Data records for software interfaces
Start of Block
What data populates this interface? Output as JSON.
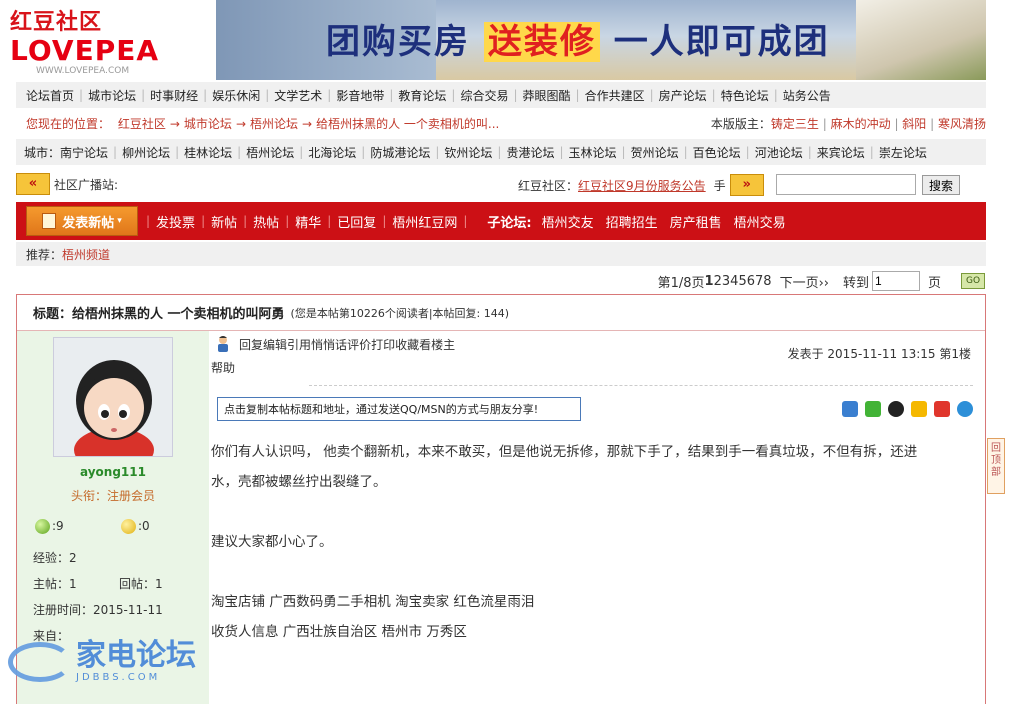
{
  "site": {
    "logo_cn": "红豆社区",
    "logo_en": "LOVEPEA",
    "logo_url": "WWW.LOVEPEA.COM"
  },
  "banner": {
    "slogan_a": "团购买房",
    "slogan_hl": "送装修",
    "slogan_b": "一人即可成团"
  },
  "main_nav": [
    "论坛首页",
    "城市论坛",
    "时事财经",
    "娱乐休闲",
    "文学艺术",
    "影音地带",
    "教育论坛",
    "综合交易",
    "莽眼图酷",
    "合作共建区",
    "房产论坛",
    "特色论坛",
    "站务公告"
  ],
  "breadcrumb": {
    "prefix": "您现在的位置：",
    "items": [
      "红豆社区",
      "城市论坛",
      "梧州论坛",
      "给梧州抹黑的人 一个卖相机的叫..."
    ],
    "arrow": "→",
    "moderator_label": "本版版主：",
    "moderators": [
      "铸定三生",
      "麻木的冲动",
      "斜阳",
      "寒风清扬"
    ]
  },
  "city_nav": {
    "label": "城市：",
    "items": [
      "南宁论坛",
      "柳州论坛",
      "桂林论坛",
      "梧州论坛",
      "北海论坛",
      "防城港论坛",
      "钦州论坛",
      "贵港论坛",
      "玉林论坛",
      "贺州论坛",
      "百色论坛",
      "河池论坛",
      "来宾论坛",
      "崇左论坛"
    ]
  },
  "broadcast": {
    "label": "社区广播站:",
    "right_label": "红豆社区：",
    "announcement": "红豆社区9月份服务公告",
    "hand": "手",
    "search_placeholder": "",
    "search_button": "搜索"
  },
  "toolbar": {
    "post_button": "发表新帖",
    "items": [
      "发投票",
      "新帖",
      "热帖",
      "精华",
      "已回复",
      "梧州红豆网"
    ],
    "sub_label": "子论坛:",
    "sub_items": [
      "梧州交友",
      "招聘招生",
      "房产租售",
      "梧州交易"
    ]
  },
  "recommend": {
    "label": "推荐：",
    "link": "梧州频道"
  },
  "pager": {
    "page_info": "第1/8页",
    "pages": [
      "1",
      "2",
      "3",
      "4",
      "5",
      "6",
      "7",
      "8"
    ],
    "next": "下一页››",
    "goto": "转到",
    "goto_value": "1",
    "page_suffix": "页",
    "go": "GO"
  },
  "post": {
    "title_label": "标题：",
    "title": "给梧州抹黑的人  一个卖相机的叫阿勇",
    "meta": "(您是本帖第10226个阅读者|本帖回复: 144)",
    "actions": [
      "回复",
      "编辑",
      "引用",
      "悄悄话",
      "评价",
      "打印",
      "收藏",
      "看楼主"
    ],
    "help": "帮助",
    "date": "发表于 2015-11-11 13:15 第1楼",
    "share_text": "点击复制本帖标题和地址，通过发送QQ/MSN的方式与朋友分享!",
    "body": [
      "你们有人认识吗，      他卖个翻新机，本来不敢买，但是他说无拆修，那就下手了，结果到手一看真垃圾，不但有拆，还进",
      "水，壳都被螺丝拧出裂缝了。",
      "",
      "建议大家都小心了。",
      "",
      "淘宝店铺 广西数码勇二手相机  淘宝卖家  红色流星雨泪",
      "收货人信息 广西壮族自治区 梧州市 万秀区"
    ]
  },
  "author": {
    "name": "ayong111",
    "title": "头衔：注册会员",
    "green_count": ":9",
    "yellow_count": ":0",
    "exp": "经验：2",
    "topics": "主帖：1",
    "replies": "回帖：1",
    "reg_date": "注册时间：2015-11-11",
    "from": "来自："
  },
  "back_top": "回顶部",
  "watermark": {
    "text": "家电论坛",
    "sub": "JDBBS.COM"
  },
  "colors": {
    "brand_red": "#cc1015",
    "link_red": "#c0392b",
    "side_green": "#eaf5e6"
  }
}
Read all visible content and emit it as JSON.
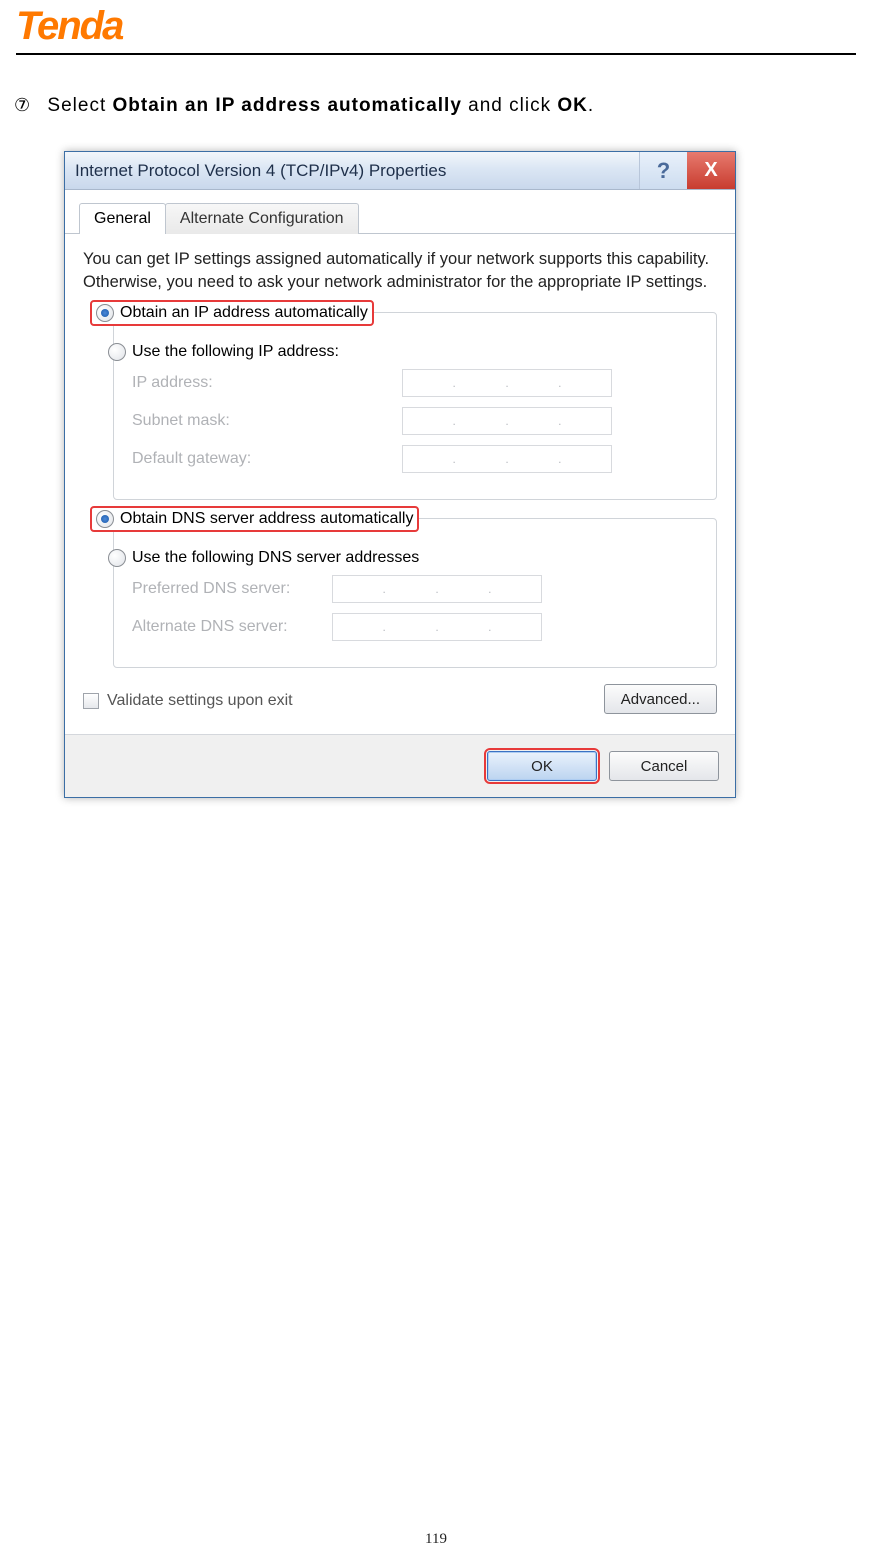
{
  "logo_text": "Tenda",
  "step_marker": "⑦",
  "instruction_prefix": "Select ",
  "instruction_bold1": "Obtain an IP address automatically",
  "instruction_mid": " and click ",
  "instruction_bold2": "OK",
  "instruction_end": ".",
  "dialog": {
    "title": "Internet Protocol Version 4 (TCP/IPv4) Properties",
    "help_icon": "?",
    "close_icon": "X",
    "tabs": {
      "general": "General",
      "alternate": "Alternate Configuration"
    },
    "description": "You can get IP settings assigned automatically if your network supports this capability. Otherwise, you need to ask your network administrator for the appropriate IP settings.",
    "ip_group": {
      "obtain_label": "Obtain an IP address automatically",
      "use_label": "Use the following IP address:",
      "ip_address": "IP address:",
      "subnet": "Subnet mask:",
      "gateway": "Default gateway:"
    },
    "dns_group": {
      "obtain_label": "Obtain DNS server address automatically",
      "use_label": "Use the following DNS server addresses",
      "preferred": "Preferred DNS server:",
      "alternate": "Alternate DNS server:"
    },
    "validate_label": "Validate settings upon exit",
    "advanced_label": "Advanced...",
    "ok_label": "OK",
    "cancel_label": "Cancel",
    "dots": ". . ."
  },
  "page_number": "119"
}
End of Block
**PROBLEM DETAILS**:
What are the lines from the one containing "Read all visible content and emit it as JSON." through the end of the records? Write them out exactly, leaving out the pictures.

**REPLY TO THE TASK**:
Read all visible content and emit it as JSON.
{
  "logo_text": "Tenda",
  "step_marker": "⑦",
  "instruction_prefix": "Select ",
  "instruction_bold1": "Obtain an IP address automatically",
  "instruction_mid": " and click ",
  "instruction_bold2": "OK",
  "instruction_end": ".",
  "dialog": {
    "title": "Internet Protocol Version 4 (TCP/IPv4) Properties",
    "help_icon": "?",
    "close_icon": "X",
    "tabs": {
      "general": "General",
      "alternate": "Alternate Configuration"
    },
    "description": "You can get IP settings assigned automatically if your network supports this capability. Otherwise, you need to ask your network administrator for the appropriate IP settings.",
    "ip_group": {
      "obtain_label": "Obtain an IP address automatically",
      "use_label": "Use the following IP address:",
      "ip_address": "IP address:",
      "subnet": "Subnet mask:",
      "gateway": "Default gateway:"
    },
    "dns_group": {
      "obtain_label": "Obtain DNS server address automatically",
      "use_label": "Use the following DNS server addresses",
      "preferred": "Preferred DNS server:",
      "alternate": "Alternate DNS server:"
    },
    "validate_label": "Validate settings upon exit",
    "advanced_label": "Advanced...",
    "ok_label": "OK",
    "cancel_label": "Cancel",
    "dots": ". . ."
  },
  "page_number": "119"
}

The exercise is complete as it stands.